Interface dataset entries:
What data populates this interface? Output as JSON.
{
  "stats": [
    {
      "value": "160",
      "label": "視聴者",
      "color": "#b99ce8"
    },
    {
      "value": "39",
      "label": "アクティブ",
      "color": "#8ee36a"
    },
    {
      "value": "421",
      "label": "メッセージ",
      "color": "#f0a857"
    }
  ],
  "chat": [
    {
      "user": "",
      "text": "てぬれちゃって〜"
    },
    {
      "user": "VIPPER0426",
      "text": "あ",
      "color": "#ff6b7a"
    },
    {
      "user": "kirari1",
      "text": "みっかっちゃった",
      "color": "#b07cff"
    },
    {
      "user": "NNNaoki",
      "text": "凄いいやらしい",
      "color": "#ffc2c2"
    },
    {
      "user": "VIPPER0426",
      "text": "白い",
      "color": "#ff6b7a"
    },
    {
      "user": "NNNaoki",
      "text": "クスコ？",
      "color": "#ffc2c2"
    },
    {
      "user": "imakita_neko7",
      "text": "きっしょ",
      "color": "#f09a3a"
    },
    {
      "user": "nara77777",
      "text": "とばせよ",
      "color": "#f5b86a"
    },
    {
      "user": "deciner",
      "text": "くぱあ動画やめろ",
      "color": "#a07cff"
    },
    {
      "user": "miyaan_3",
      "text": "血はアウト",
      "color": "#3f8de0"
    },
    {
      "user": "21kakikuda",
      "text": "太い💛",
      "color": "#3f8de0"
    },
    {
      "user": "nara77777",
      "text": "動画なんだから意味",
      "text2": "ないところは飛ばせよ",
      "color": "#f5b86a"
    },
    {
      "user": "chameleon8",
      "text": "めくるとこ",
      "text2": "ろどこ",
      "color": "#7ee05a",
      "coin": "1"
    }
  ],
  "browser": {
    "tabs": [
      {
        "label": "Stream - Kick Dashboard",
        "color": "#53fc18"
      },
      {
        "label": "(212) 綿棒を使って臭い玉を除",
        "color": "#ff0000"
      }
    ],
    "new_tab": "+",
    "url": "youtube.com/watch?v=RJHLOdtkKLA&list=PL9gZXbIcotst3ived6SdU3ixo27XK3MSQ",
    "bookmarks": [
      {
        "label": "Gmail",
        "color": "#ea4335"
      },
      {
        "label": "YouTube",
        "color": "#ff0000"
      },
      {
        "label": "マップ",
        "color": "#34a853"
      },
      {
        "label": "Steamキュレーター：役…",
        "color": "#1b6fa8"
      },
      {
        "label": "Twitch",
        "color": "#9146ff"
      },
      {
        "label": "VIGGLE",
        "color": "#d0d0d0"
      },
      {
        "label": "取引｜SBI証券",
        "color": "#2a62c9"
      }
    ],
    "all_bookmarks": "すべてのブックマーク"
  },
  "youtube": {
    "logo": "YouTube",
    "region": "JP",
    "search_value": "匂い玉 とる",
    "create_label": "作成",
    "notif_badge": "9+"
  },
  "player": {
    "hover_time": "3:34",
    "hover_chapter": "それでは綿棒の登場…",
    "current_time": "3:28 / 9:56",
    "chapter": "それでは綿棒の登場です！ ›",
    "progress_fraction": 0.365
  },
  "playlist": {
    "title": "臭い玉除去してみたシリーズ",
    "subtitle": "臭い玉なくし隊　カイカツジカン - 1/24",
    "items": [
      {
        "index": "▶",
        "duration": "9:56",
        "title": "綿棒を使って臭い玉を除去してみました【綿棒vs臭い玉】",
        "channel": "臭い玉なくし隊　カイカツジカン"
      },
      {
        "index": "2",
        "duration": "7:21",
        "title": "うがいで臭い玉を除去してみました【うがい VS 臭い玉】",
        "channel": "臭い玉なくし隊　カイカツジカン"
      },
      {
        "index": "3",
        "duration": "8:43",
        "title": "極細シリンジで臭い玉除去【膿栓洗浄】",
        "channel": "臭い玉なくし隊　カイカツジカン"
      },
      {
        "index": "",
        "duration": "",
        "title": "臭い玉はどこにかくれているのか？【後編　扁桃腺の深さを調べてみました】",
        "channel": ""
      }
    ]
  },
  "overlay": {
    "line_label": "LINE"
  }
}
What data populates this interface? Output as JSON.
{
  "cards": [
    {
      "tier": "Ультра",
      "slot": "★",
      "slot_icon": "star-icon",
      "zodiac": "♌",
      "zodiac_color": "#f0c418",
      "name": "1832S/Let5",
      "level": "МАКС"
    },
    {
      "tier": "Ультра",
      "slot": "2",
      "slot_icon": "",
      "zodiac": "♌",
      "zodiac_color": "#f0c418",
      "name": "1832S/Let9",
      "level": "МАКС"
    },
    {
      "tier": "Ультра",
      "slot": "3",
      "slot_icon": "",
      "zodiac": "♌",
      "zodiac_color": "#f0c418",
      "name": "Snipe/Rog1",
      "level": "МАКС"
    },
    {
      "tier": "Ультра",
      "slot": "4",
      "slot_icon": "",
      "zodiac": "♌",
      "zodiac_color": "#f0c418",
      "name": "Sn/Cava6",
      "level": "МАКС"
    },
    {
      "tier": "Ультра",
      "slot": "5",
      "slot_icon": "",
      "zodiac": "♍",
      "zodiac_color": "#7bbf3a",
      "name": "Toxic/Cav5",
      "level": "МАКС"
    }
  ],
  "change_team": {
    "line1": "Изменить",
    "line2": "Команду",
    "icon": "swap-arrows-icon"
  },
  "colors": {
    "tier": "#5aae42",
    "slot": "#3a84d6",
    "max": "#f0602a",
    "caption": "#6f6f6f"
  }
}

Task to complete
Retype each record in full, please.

Reply
What data populates this interface? Output as JSON.
{
  "stats": [
    {
      "value": "160",
      "label": "視聴者",
      "color": "#b99ce8"
    },
    {
      "value": "39",
      "label": "アクティブ",
      "color": "#8ee36a"
    },
    {
      "value": "421",
      "label": "メッセージ",
      "color": "#f0a857"
    }
  ],
  "chat": [
    {
      "user": "",
      "text": "てぬれちゃって〜"
    },
    {
      "user": "VIPPER0426",
      "text": "あ",
      "color": "#ff6b7a"
    },
    {
      "user": "kirari1",
      "text": "みっかっちゃった",
      "color": "#b07cff"
    },
    {
      "user": "NNNaoki",
      "text": "凄いいやらしい",
      "color": "#ffc2c2"
    },
    {
      "user": "VIPPER0426",
      "text": "白い",
      "color": "#ff6b7a"
    },
    {
      "user": "NNNaoki",
      "text": "クスコ？",
      "color": "#ffc2c2"
    },
    {
      "user": "imakita_neko7",
      "text": "きっしょ",
      "color": "#f09a3a"
    },
    {
      "user": "nara77777",
      "text": "とばせよ",
      "color": "#f5b86a"
    },
    {
      "user": "deciner",
      "text": "くぱあ動画やめろ",
      "color": "#a07cff"
    },
    {
      "user": "miyaan_3",
      "text": "血はアウト",
      "color": "#3f8de0"
    },
    {
      "user": "21kakikuda",
      "text": "太い💛",
      "color": "#3f8de0"
    },
    {
      "user": "nara77777",
      "text": "動画なんだから意味",
      "text2": "ないところは飛ばせよ",
      "color": "#f5b86a"
    },
    {
      "user": "chameleon8",
      "text": "めくるとこ",
      "text2": "ろどこ",
      "color": "#7ee05a",
      "coin": "1"
    }
  ],
  "browser": {
    "tabs": [
      {
        "label": "Stream - Kick Dashboard",
        "color": "#53fc18"
      },
      {
        "label": "(212) 綿棒を使って臭い玉を除",
        "color": "#ff0000"
      }
    ],
    "new_tab": "+",
    "url": "youtube.com/watch?v=RJHLOdtkKLA&list=PL9gZXbIcotst3ived6SdU3ixo27XK3MSQ",
    "bookmarks": [
      {
        "label": "Gmail",
        "color": "#ea4335"
      },
      {
        "label": "YouTube",
        "color": "#ff0000"
      },
      {
        "label": "マップ",
        "color": "#34a853"
      },
      {
        "label": "Steamキュレーター：役…",
        "color": "#1b6fa8"
      },
      {
        "label": "Twitch",
        "color": "#9146ff"
      },
      {
        "label": "VIGGLE",
        "color": "#d0d0d0"
      },
      {
        "label": "取引｜SBI証券",
        "color": "#2a62c9"
      }
    ],
    "all_bookmarks": "すべてのブックマーク"
  },
  "youtube": {
    "logo": "YouTube",
    "region": "JP",
    "search_value": "匂い玉 とる",
    "create_label": "作成",
    "notif_badge": "9+"
  },
  "player": {
    "hover_time": "3:34",
    "hover_chapter": "それでは綿棒の登場…",
    "current_time": "3:28 / 9:56",
    "chapter": "それでは綿棒の登場です！ ›",
    "progress_fraction": 0.365
  },
  "playlist": {
    "title": "臭い玉除去してみたシリーズ",
    "subtitle": "臭い玉なくし隊　カイカツジカン - 1/24",
    "items": [
      {
        "index": "▶",
        "duration": "9:56",
        "title": "綿棒を使って臭い玉を除去してみました【綿棒vs臭い玉】",
        "channel": "臭い玉なくし隊　カイカツジカン"
      },
      {
        "index": "2",
        "duration": "7:21",
        "title": "うがいで臭い玉を除去してみました【うがい VS 臭い玉】",
        "channel": "臭い玉なくし隊　カイカツジカン"
      },
      {
        "index": "3",
        "duration": "8:43",
        "title": "極細シリンジで臭い玉除去【膿栓洗浄】",
        "channel": "臭い玉なくし隊　カイカツジカン"
      },
      {
        "index": "",
        "duration": "",
        "title": "臭い玉はどこにかくれているのか？【後編　扁桃腺の深さを調べてみました】",
        "channel": ""
      }
    ]
  },
  "overlay": {
    "line_label": "LINE"
  }
}
What data populates this interface? Output as JSON.
{
  "cards": [
    {
      "tier": "Ультра",
      "slot": "★",
      "slot_icon": "star-icon",
      "zodiac": "♌",
      "zodiac_color": "#f0c418",
      "name": "1832S/Let5",
      "level": "МАКС"
    },
    {
      "tier": "Ультра",
      "slot": "2",
      "slot_icon": "",
      "zodiac": "♌",
      "zodiac_color": "#f0c418",
      "name": "1832S/Let9",
      "level": "МАКС"
    },
    {
      "tier": "Ультра",
      "slot": "3",
      "slot_icon": "",
      "zodiac": "♌",
      "zodiac_color": "#f0c418",
      "name": "Snipe/Rog1",
      "level": "МАКС"
    },
    {
      "tier": "Ультра",
      "slot": "4",
      "slot_icon": "",
      "zodiac": "♌",
      "zodiac_color": "#f0c418",
      "name": "Sn/Cava6",
      "level": "МАКС"
    },
    {
      "tier": "Ультра",
      "slot": "5",
      "slot_icon": "",
      "zodiac": "♍",
      "zodiac_color": "#7bbf3a",
      "name": "Toxic/Cav5",
      "level": "МАКС"
    }
  ],
  "change_team": {
    "line1": "Изменить",
    "line2": "Команду",
    "icon": "swap-arrows-icon"
  },
  "colors": {
    "tier": "#5aae42",
    "slot": "#3a84d6",
    "max": "#f0602a",
    "caption": "#6f6f6f"
  }
}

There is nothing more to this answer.